Extracted material –
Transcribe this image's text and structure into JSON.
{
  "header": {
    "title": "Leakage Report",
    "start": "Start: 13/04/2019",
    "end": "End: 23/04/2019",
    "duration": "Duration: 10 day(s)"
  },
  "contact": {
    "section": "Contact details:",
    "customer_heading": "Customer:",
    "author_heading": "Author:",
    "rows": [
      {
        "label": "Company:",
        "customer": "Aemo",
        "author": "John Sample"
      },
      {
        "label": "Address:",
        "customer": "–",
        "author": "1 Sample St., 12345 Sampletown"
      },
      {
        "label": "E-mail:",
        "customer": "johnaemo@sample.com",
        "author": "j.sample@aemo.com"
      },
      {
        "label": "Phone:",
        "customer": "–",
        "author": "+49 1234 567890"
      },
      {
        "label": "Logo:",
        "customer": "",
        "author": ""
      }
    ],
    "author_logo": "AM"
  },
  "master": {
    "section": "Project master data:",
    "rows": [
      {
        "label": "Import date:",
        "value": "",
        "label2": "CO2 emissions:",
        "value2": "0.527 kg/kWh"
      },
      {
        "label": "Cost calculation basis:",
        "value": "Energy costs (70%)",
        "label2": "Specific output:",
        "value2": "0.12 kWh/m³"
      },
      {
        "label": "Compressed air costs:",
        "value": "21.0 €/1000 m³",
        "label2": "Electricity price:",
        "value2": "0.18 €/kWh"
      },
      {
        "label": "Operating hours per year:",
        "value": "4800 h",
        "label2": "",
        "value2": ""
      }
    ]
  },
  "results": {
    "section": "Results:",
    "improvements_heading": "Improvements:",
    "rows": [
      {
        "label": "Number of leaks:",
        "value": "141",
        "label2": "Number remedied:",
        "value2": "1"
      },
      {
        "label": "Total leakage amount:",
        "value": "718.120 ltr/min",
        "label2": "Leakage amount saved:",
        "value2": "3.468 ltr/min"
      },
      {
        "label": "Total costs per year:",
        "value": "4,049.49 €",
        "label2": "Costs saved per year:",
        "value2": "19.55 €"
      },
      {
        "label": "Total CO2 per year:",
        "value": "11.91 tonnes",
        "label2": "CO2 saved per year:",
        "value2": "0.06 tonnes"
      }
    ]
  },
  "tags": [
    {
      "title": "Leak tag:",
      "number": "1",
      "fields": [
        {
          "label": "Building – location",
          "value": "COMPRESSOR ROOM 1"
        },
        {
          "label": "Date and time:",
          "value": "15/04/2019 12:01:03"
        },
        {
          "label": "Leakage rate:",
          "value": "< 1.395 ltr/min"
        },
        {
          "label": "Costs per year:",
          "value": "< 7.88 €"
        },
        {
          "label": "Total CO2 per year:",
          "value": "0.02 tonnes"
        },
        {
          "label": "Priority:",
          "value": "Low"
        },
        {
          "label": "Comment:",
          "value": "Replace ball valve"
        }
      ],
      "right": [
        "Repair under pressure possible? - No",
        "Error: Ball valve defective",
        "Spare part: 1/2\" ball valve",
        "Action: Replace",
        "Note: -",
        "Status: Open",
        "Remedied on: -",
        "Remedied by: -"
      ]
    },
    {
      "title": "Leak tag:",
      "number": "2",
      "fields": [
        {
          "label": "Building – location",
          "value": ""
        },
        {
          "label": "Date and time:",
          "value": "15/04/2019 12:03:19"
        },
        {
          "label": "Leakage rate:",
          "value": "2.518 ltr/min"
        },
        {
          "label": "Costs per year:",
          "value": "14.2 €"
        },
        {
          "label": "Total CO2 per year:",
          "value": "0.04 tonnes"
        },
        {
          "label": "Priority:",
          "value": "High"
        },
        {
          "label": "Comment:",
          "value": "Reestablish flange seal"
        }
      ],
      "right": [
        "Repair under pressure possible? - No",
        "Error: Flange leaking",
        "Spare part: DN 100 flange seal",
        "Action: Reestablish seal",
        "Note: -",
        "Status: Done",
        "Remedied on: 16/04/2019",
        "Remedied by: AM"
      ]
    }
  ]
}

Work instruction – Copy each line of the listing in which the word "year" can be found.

Result –
        "label": "Operating hours per year:",
        "label": "Total costs per year:",
        "label2": "Costs saved per year:",
        "label": "Total CO2 per year:",
        "label2": "CO2 saved per year:",
          "label": "Costs per year:",
          "label": "Total CO2 per year:",
          "label": "Costs per year:",
          "label": "Total CO2 per year:",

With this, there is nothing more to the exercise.